(THE RECORDS)

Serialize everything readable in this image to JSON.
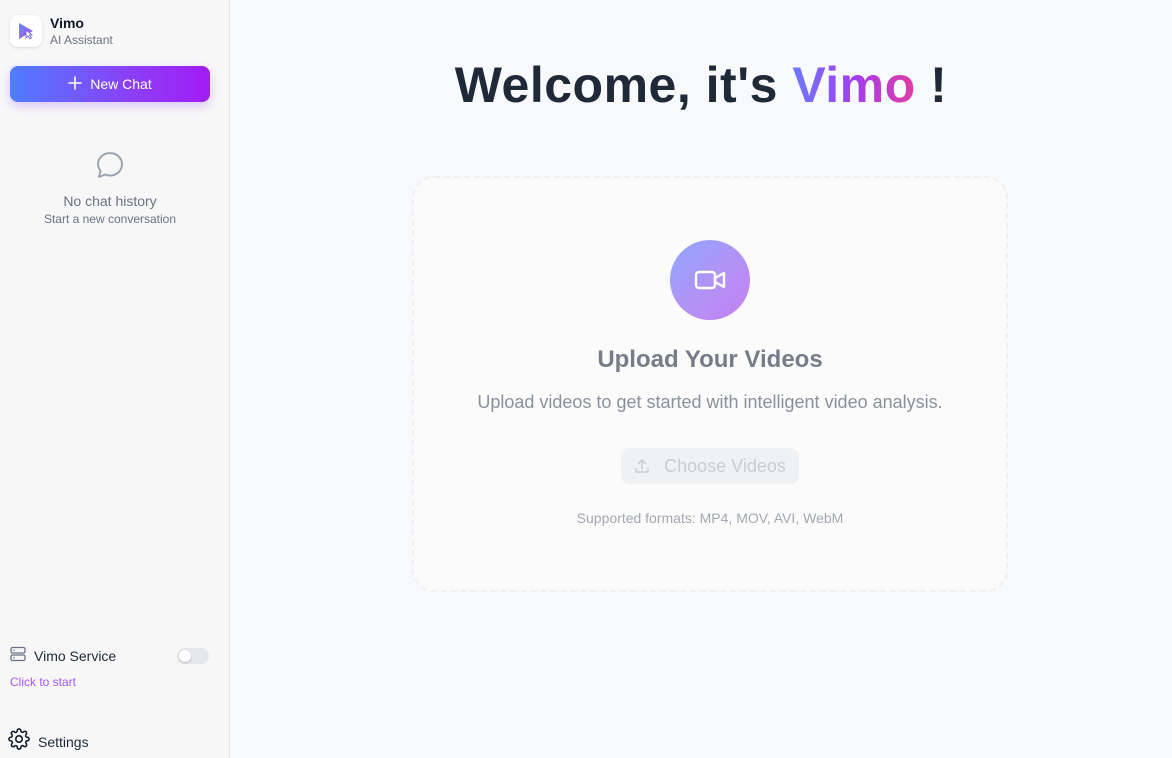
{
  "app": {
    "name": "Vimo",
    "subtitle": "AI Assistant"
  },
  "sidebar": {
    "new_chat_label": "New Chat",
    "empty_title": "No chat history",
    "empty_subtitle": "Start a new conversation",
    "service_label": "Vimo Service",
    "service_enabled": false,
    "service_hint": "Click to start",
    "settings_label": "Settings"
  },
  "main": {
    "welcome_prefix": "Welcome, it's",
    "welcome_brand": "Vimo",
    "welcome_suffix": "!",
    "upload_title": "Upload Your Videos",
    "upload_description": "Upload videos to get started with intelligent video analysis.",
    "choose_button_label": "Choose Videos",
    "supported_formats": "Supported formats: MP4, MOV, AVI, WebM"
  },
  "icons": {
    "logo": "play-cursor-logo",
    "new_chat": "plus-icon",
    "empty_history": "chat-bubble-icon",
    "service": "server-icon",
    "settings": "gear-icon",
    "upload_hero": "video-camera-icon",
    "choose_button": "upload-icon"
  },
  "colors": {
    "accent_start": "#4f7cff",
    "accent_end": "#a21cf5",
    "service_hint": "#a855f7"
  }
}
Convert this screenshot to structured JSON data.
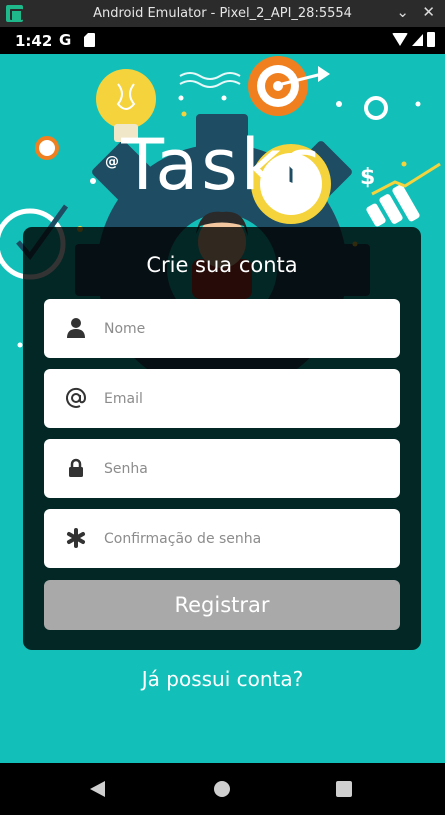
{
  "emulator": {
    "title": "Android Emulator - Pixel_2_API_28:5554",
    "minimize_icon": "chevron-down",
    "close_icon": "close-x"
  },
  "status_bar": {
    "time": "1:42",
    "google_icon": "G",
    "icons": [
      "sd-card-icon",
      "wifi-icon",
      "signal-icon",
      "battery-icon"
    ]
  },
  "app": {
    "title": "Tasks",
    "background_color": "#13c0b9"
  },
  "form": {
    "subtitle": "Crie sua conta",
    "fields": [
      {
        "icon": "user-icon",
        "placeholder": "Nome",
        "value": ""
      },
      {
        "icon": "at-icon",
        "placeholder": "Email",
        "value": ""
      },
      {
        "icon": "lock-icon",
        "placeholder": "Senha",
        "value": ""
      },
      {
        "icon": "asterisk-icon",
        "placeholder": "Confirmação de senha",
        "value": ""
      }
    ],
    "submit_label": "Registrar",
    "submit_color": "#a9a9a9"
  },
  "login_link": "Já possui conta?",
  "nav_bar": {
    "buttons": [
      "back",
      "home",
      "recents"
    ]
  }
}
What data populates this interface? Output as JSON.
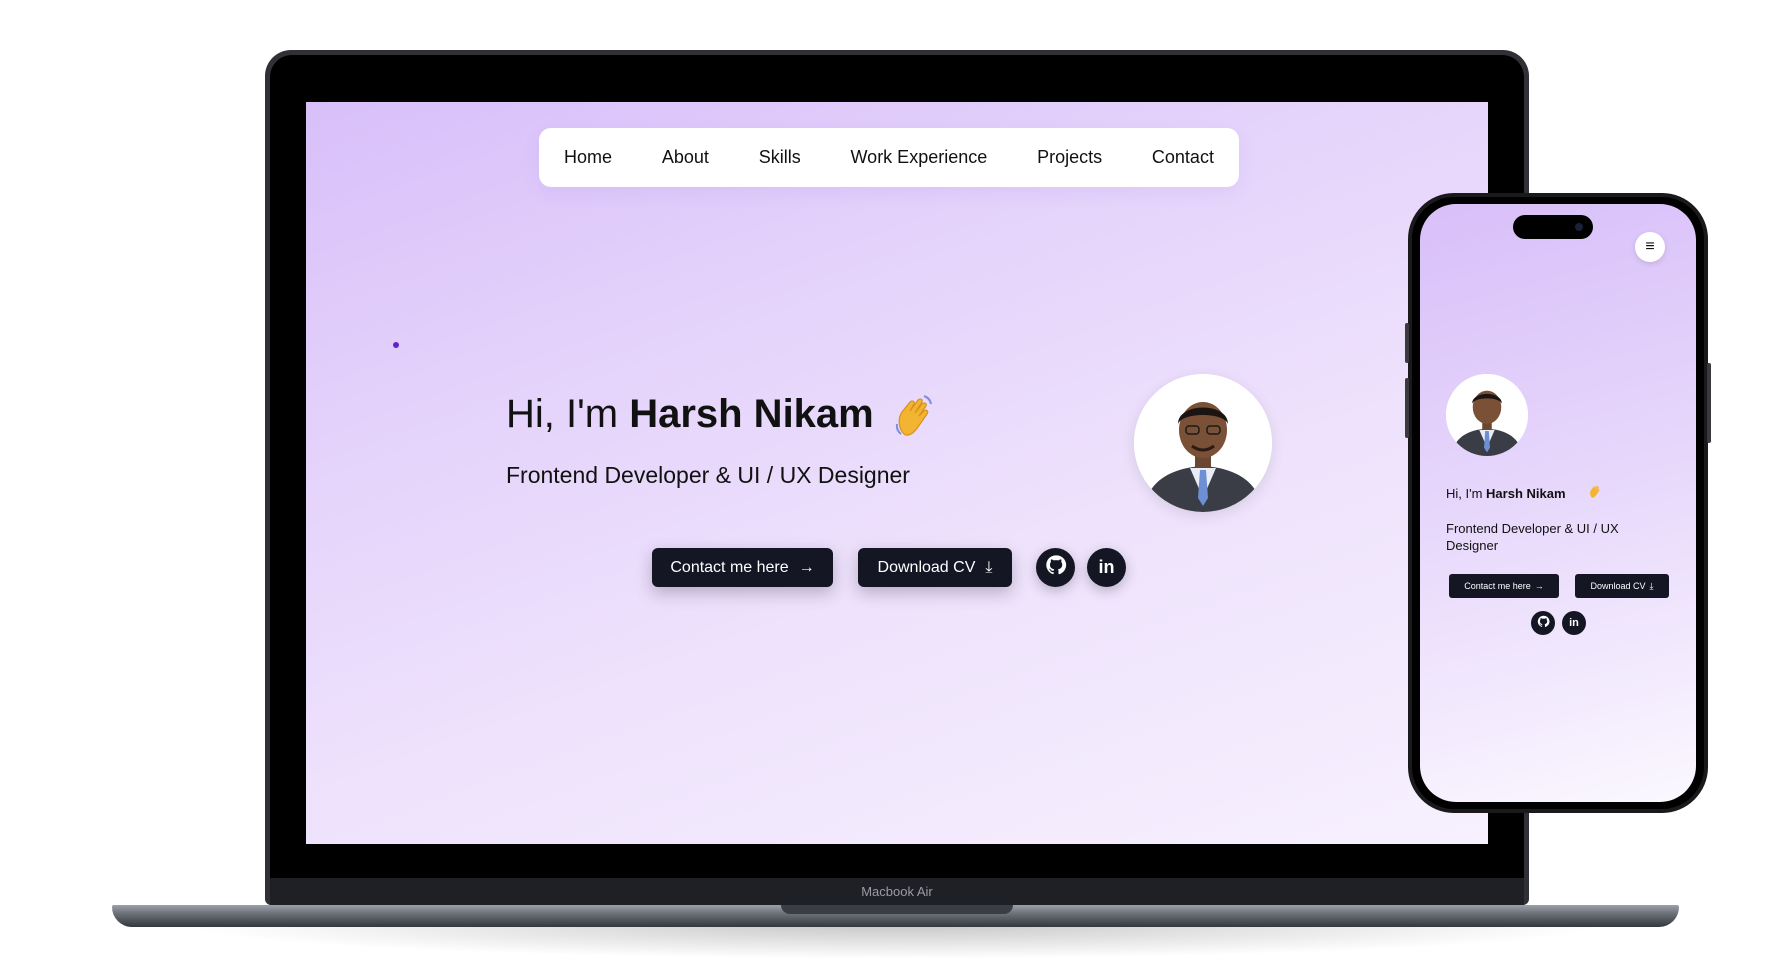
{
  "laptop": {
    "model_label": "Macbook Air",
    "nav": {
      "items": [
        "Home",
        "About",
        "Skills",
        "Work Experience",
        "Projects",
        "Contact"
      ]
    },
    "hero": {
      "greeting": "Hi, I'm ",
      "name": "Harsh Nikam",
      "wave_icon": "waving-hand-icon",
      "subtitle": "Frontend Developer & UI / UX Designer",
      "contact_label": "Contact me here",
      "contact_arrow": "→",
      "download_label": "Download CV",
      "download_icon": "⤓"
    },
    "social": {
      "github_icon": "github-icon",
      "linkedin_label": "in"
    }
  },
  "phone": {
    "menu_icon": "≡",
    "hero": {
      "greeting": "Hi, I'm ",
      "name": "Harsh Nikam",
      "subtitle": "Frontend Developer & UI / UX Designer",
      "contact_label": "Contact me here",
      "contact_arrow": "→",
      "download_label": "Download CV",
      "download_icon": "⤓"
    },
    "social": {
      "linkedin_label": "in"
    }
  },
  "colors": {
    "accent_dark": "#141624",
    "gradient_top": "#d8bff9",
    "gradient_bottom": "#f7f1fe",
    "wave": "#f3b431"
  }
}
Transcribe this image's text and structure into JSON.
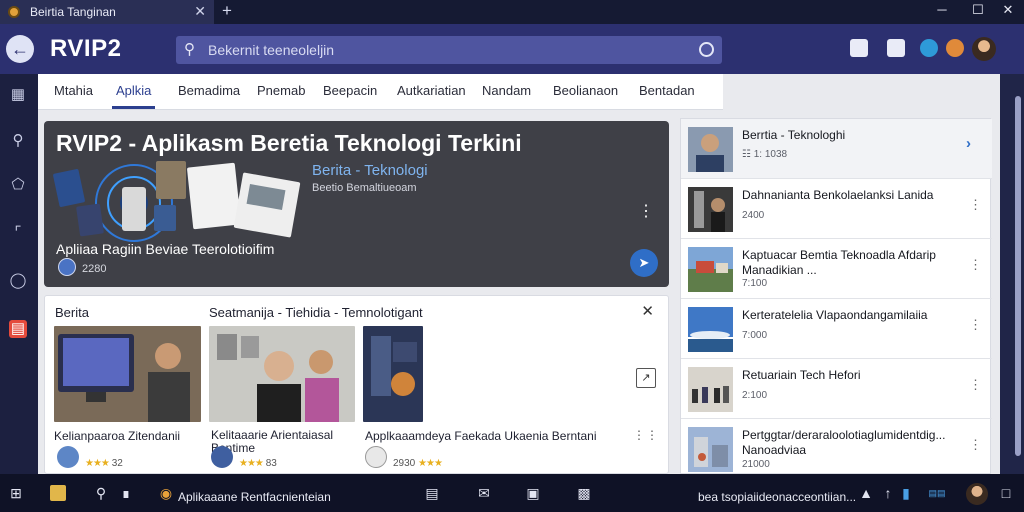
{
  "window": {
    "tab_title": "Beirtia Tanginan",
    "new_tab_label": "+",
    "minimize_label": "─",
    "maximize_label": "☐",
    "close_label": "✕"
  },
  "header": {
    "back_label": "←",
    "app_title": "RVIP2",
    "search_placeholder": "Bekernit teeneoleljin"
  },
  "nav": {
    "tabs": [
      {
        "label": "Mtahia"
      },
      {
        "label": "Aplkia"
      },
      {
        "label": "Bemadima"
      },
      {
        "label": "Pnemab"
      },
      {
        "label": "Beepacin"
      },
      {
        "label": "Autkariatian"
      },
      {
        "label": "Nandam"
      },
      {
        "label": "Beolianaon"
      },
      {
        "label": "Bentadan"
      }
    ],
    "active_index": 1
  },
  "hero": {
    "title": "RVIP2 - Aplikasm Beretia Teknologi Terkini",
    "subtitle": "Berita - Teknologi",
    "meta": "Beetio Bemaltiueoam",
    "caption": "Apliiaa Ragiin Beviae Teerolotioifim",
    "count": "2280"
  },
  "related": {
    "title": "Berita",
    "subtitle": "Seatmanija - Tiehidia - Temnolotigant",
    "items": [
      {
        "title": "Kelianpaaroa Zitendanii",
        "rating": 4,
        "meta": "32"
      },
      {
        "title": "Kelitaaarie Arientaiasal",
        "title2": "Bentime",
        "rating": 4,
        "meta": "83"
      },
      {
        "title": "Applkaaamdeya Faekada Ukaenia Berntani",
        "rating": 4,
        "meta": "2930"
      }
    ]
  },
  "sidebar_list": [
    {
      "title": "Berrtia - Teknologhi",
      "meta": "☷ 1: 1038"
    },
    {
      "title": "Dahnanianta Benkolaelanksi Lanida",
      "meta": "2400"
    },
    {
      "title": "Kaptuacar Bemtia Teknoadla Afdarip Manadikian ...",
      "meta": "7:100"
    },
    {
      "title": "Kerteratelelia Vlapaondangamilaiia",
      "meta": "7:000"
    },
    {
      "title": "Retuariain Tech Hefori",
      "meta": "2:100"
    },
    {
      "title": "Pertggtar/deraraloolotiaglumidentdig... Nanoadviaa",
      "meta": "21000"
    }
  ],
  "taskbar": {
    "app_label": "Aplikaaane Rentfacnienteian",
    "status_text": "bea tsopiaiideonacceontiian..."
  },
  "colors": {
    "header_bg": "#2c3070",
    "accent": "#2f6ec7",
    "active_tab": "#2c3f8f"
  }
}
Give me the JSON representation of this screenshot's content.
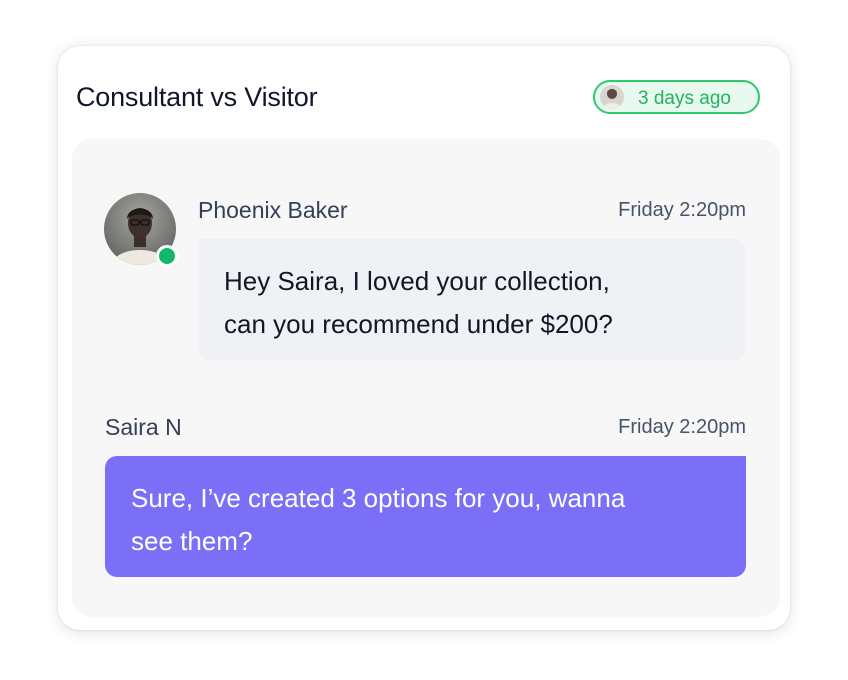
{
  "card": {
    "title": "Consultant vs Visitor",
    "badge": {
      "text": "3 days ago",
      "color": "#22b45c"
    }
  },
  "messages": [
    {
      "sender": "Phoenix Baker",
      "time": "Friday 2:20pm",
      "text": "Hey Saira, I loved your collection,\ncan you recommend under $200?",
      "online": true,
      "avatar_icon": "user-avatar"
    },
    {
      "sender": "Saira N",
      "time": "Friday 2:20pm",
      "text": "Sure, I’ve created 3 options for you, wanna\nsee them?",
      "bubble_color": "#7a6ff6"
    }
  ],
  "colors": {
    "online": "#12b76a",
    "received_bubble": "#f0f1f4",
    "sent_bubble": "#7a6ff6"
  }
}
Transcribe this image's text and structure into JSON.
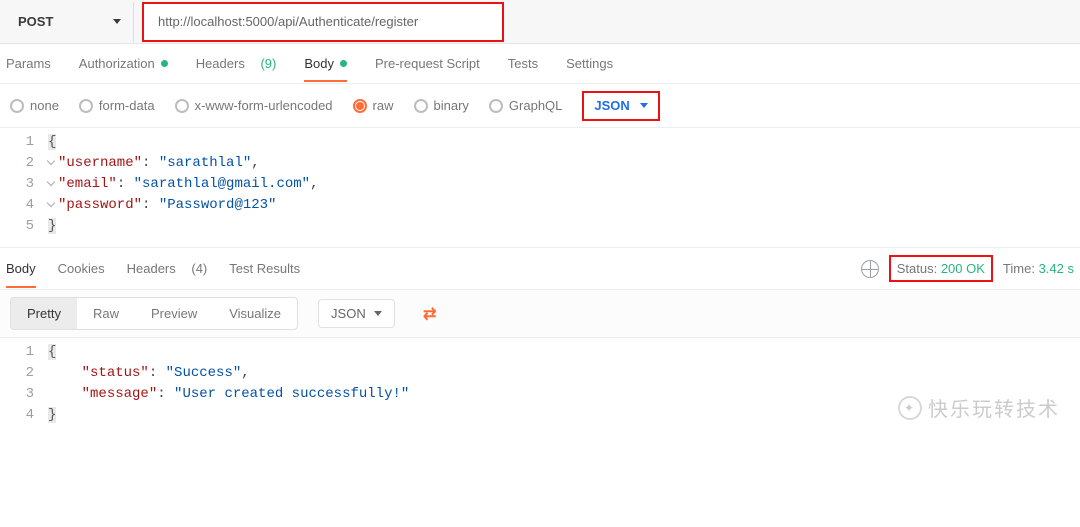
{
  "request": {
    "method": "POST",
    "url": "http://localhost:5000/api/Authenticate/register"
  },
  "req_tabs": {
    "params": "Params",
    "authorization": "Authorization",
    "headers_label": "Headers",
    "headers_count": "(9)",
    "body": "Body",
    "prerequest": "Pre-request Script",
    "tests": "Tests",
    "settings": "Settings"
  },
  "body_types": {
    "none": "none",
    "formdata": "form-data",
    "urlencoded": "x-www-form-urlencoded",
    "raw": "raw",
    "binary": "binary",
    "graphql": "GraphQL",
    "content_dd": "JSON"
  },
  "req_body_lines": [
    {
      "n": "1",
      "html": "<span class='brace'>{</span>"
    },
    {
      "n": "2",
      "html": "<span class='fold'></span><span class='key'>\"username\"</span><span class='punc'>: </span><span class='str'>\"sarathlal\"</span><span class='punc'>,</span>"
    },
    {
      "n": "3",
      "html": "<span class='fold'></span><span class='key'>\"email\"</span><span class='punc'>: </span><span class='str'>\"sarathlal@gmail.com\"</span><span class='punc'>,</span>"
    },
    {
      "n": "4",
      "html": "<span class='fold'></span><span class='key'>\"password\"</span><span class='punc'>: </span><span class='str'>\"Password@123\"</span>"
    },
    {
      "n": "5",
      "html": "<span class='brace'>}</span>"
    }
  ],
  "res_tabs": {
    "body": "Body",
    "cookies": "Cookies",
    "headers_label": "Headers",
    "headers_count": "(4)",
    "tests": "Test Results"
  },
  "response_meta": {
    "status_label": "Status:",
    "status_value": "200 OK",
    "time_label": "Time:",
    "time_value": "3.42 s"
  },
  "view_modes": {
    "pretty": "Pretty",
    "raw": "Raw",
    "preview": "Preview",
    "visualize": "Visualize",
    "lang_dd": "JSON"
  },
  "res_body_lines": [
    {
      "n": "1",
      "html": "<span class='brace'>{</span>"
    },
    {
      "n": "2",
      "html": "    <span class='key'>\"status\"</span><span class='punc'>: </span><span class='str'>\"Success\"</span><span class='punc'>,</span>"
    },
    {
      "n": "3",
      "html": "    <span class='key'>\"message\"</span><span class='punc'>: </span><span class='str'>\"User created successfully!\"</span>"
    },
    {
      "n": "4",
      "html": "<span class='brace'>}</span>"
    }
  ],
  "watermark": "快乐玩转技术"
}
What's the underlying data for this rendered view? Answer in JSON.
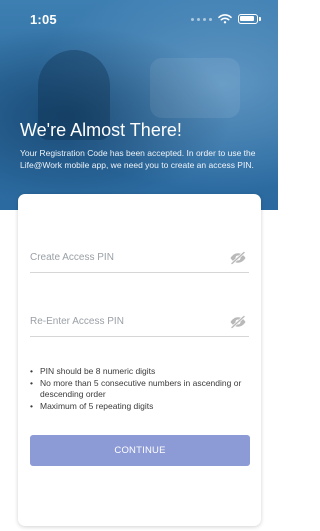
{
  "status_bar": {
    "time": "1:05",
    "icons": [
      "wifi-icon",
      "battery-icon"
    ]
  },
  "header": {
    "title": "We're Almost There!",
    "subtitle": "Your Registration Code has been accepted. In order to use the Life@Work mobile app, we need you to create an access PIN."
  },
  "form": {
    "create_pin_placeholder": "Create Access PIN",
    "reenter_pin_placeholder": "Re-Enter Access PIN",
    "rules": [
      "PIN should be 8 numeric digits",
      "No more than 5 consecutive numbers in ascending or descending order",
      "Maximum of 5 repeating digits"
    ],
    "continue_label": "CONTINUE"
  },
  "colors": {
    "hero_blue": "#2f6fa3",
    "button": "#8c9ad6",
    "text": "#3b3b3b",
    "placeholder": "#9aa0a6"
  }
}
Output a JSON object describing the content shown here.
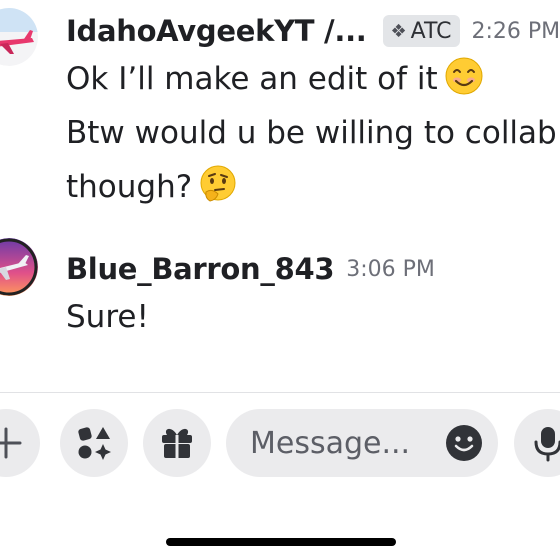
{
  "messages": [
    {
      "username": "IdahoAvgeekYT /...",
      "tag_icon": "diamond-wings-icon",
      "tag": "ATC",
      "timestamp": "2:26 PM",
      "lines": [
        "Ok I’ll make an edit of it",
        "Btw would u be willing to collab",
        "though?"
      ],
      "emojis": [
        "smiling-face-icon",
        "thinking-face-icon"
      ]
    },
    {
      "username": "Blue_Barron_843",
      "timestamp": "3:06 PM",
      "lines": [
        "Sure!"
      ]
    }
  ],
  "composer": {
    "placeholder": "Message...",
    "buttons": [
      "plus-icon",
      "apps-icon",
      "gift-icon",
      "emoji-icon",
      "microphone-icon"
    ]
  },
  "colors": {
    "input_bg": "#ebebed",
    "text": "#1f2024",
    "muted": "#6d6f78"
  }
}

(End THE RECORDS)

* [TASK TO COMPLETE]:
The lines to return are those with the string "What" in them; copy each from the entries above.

* [SOLVED PROBLEM]:
What data populates this interface? Output as JSON.
What's the underlying data for this rendered view? Answer in JSON.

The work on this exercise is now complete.